11th September 2015
When I was in my early teens, I was taken by my mother to visit her ailing father in hospital. This was no cuddly Grandpa, but someone who had remained distant to both his children and his children's children. He was sitting in a wheelchair in a common area when we arrived, and as we stood there making conversation, he started to fumble with his dressing gown. He was trying to close it, but only managed to open it further across the gaping fly of his pajamas. The point is: the sight of my grandfather's white hairy testicles is emblazoned on my memory, and I will never forget it (though I have tried, believe me.)
(That's not him.)
Same goes for this day in history. 9/11 has only one connotation around the globe. The very mention of 9/11 conjurs images of those planes hitting the Twin Towers and it always will. This is the way memory works, and it's a good thing for us writers that it does.

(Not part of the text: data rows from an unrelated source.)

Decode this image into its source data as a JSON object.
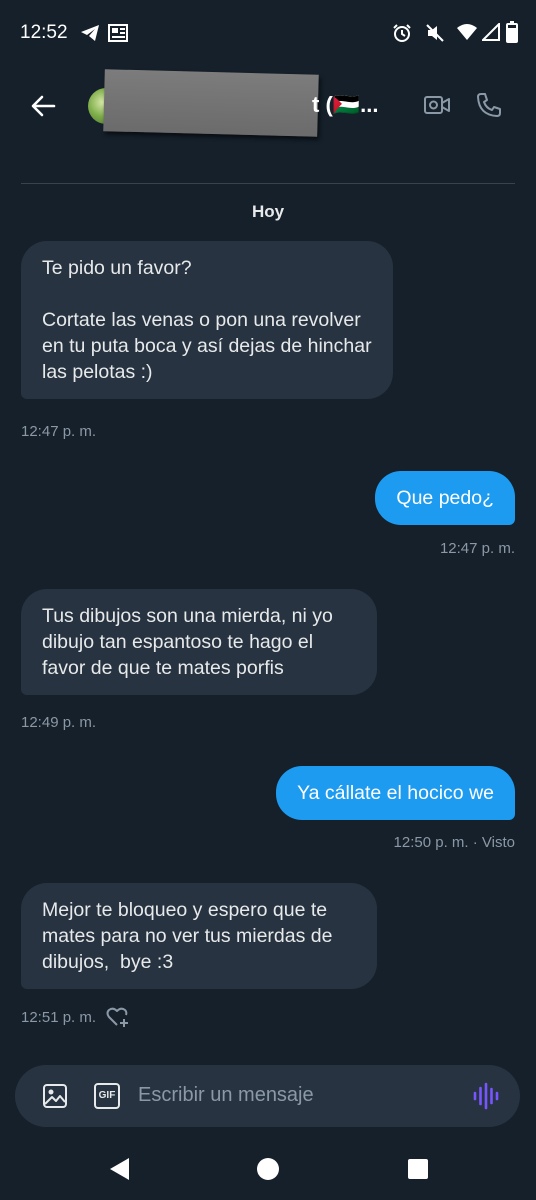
{
  "status_bar": {
    "time": "12:52"
  },
  "header": {
    "name_visible_fragment": "t (🇵🇸..."
  },
  "day_separator": "Hoy",
  "messages": [
    {
      "direction": "in",
      "text": "Te pido un favor?\n\nCortate las venas o pon una revolver en tu puta boca y así dejas de hinchar las pelotas :)",
      "time": "12:47 p. m."
    },
    {
      "direction": "out",
      "text": "Que pedo¿",
      "time": "12:47 p. m."
    },
    {
      "direction": "in",
      "text": "Tus dibujos son una mierda, ni yo dibujo tan espantoso te hago el favor de que te mates porfis",
      "time": "12:49 p. m."
    },
    {
      "direction": "out",
      "text": "Ya cállate el hocico we",
      "time": "12:50 p. m. · Visto"
    },
    {
      "direction": "in",
      "text": "Mejor te bloqueo y espero que te mates para no ver tus mierdas de dibujos,  bye :3",
      "time": "12:51 p. m."
    }
  ],
  "composer": {
    "placeholder": "Escribir un mensaje",
    "gif_label": "GIF"
  },
  "colors": {
    "background": "#15202b",
    "incoming_bubble": "#273340",
    "outgoing_bubble": "#1d9bf0",
    "meta_text": "#8b98a5",
    "voice_accent": "#7856ff"
  }
}
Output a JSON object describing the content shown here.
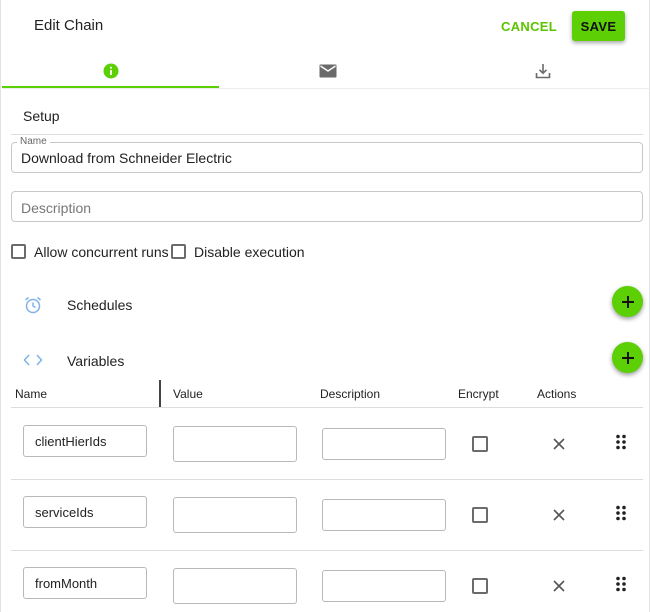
{
  "header": {
    "title": "Edit Chain",
    "cancel_label": "CANCEL",
    "save_label": "SAVE"
  },
  "tabs": [
    {
      "icon": "info-icon",
      "active": true
    },
    {
      "icon": "mail-icon",
      "active": false
    },
    {
      "icon": "download-icon",
      "active": false
    }
  ],
  "setup": {
    "section_title": "Setup",
    "name_label": "Name",
    "name_value": "Download from Schneider Electric",
    "description_placeholder": "Description",
    "allow_concurrent_label": "Allow concurrent runs",
    "allow_concurrent_checked": false,
    "disable_execution_label": "Disable execution",
    "disable_execution_checked": false
  },
  "schedules": {
    "label": "Schedules",
    "icon": "alarm-clock-icon"
  },
  "variables": {
    "label": "Variables",
    "icon": "code-icon",
    "columns": [
      "Name",
      "Value",
      "Description",
      "Encrypt",
      "Actions"
    ],
    "rows": [
      {
        "name": "clientHierIds",
        "value": "",
        "description": "",
        "encrypt": false
      },
      {
        "name": "serviceIds",
        "value": "",
        "description": "",
        "encrypt": false
      },
      {
        "name": "fromMonth",
        "value": "",
        "description": "",
        "encrypt": false
      }
    ]
  },
  "colors": {
    "accent": "#5ccf05",
    "border": "#c8c8c8",
    "text": "#222222"
  }
}
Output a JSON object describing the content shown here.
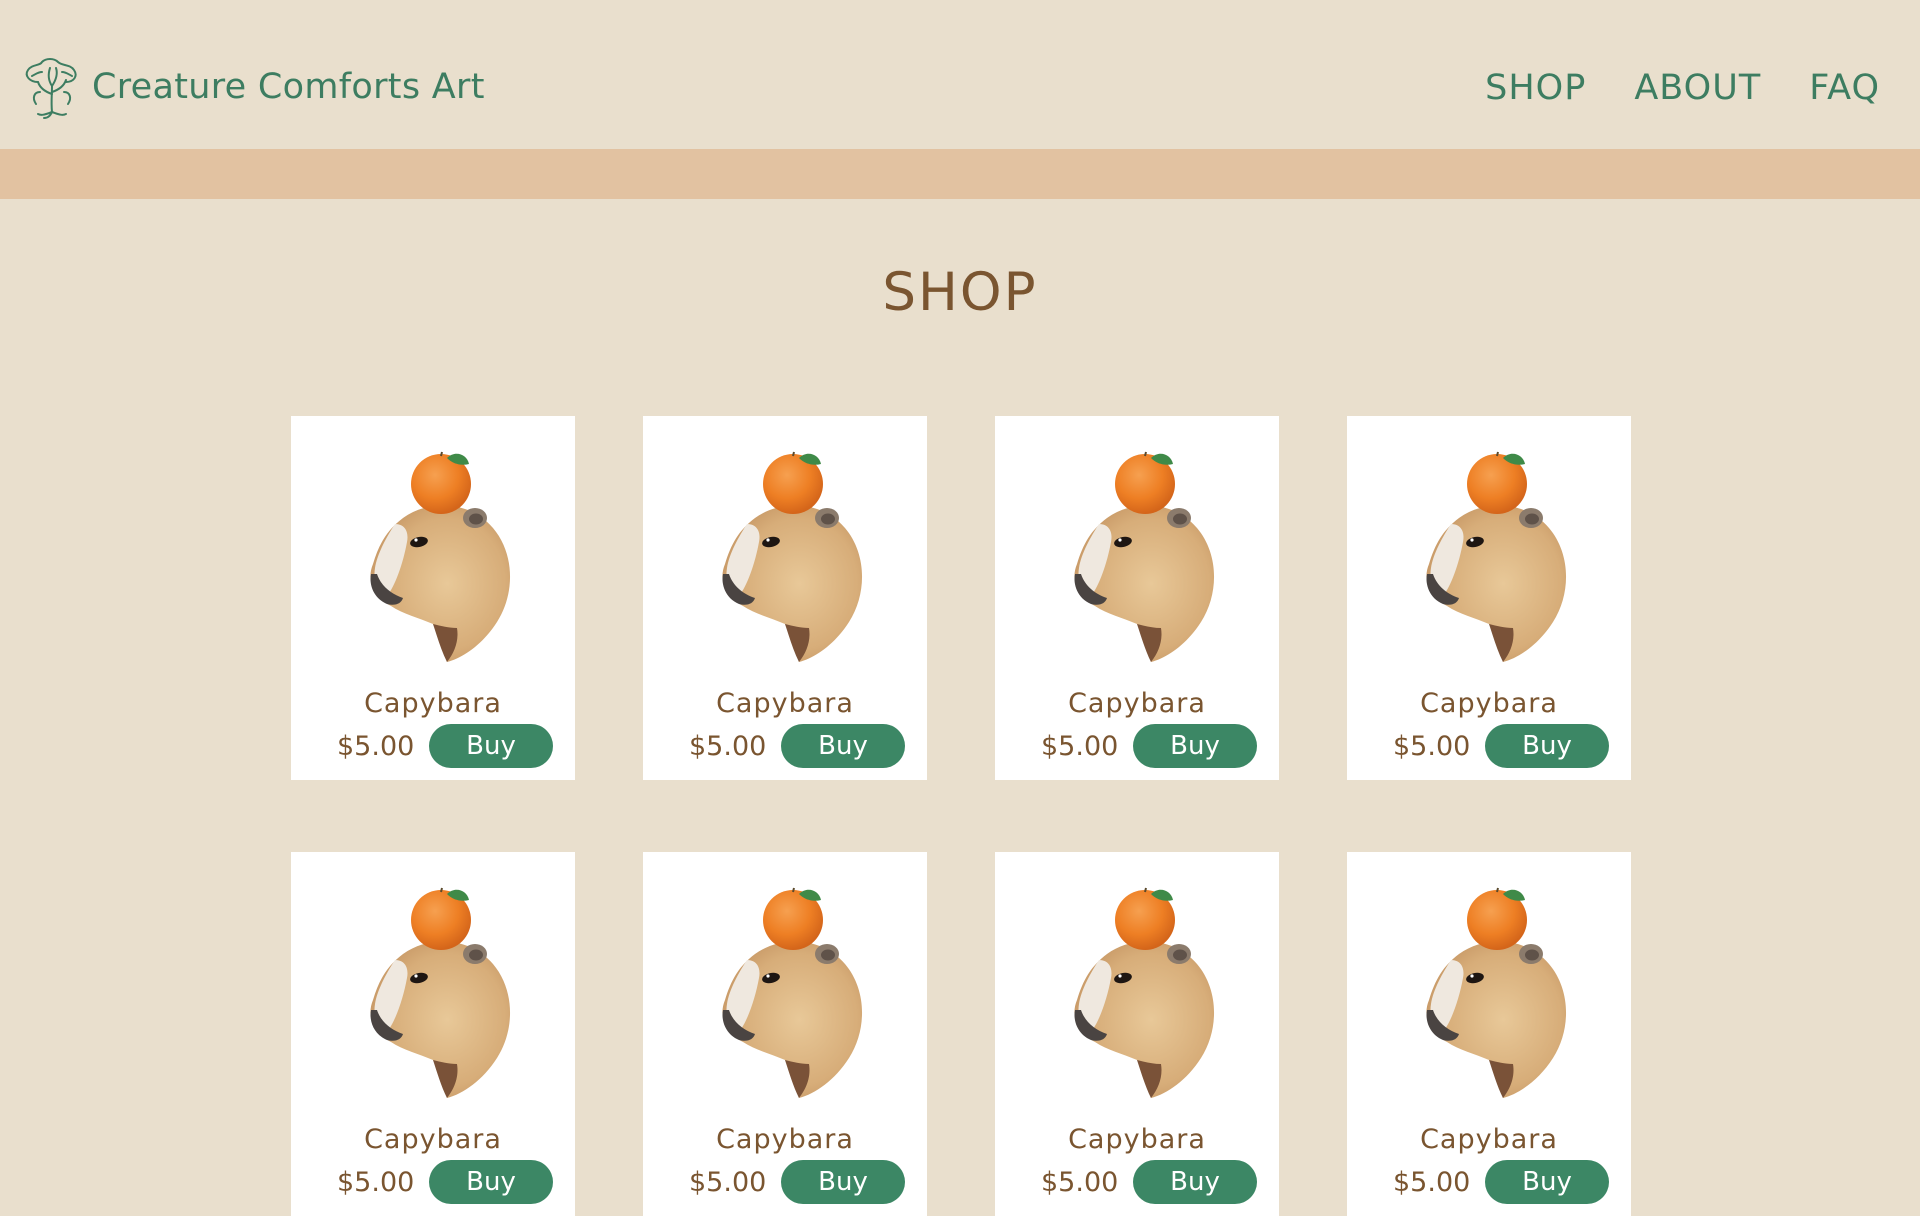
{
  "header": {
    "brand": "Creature Comforts Art",
    "nav": [
      "SHOP",
      "ABOUT",
      "FAQ"
    ]
  },
  "page": {
    "title": "SHOP"
  },
  "products": [
    {
      "name": "Capybara",
      "price": "$5.00",
      "buy_label": "Buy"
    },
    {
      "name": "Capybara",
      "price": "$5.00",
      "buy_label": "Buy"
    },
    {
      "name": "Capybara",
      "price": "$5.00",
      "buy_label": "Buy"
    },
    {
      "name": "Capybara",
      "price": "$5.00",
      "buy_label": "Buy"
    },
    {
      "name": "Capybara",
      "price": "$5.00",
      "buy_label": "Buy"
    },
    {
      "name": "Capybara",
      "price": "$5.00",
      "buy_label": "Buy"
    },
    {
      "name": "Capybara",
      "price": "$5.00",
      "buy_label": "Buy"
    },
    {
      "name": "Capybara",
      "price": "$5.00",
      "buy_label": "Buy"
    }
  ],
  "colors": {
    "background": "#e9dfcd",
    "band": "#e2c2a1",
    "brand_green": "#3d7d61",
    "button_green": "#3c8765",
    "text_brown": "#7a5530"
  },
  "icons": {
    "logo": "tree-icon",
    "product_art": "capybara-with-orange-icon"
  }
}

When I was eight years-old, my father, in an unusual move, took me and my best friend into the center of Glasgow where he had some business, and there in a very fancy sweetie shop he bought us each a bag of any sweetie we chose from the many jars sitting on the many shelves. I chose a confection that seemed impossibly magical: different coloured lozenges with actual writing on them! They didn't taste that good, but that doesn't seem to spoil the memory.
When you think of all the things that happen to you as a child, relatively few stand out, but the ones that do have a certain force, a sort of floodlight behind them. These stand-out memories, if you're artistically inclined, are like little booster points that urge you to self-expression.
(Just for the record, the all-important Battle of Bannockburn happened on September 11th, in which the Scots sent the English King Edward back to London tae think again. That was their first and last ouster of English interests.
And September 11th is also the birthday of DH Lawrence, who showed us the working life of Nottinghamshire and gave us the wonderful Lady Chatterly's Lover, which the BBC has just re-filmed with Richard Madden as Mellors. Can't wait to see that!)
So, apart from all the towers and the battles and epiphanies, what I want to say is, cherish your memories. Unlike your darlings, don't kill them. Hold them in your hand and feel the weight of them. And then write about them. Even the bad ones.